Browsing named entities in Rebellion Record: a Diary of American Events, Diary from December 17, 1860 - April 30, 1864 (ed. Frank Moore). You can also browse the collection for Bulltown (West Virginia, United States) or search for Bulltown (West Virginia, United States) in all documents.

Your search returned 3 results in 3 document sections:

vailing themselves of the privilege.--The schooner Nellie was captured by the United States steamer Alabama. This morning the town of Sutton, Va., was attacked by a body of about one hundred rebel cavalry, but were repulsed by the Union force guarding the post, under Major Withers, Tenth Virginia, and driven nine miles, when, the rebels being reenforced, the Unionists retired, but being in their turn pursued, and being greatly outnumbered, they abandoned their position and fell back to Bulltown.--Wheeling Intelligencer. Colonel Switzer, Sixty-second Pennsylvania, in command of his own regiment, with a section of the First New York artillery, and Griffin's brigade, crossed the Potomac from Maryland into Virginia at Reynolds's Ford, below Shepherdstown, Va., and captured over four hundred rifles, mostly marked London, 1862, and a twelve-pounder rifled brass cannon of English manufacture. The capture was accomplished without firing a shot; the rebel pickets falling back as the
tillery. The Union loss in the engagement was less than forty in killed and wounded. It was impossible correctly to estimate the loss of the confederates, as they succeeded in carrying off all of their wounded and many of their dead. Fifteen dead rebels were found and buried. Colonel Hatch captured seventy-five prisoners, among whom was a rebel chief of artillery. A rebel force, under the command of Colonel William L. Jackson, attacked the outpost of General B. F. Kelley's army, at Bulltown, Braxton County, Va., this morning, and after a severe fight were compelled to retreat with heavy loss. They were pursued by the Union cavalry. The Union force in the engagement consisted of detachments of the Sixth and Eleventh Virginia regiments, numbering about four hundred, commanded by Captain William H. Mattingly, of the former regiment. He was dangerously wounded. The other casualties were slight. The rebel loss was sixty wounded and nine killed.--General Kelley's Despatch.

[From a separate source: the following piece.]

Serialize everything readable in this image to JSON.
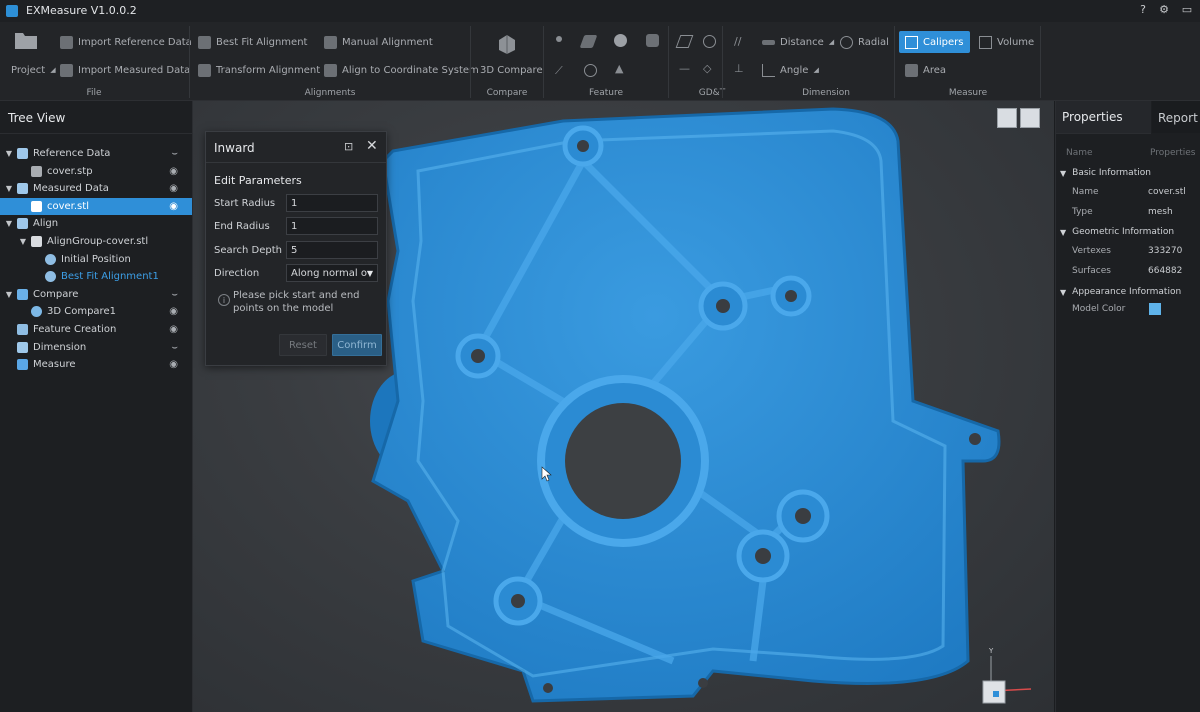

October 14. Jefferson Davis issued an address to the soldiers of the army of Tennessee, thanking them for the glorious victory on the field of Chickamauga. --A fight took place at Salt Lick, Va., between the rebels under Colonel William M. Jackson, who were retreating from the battle-field of Bulltown, and a party of Virginia cavalry under Major Howe and Captain Harrison, resulting in a complete rout of the rebels.--an expedition to the interior of Mississippi left Vicksburgh, under the command of General McPherson. The battle of Bristoe Station, Va., was fought this day.--(Doc. 188.)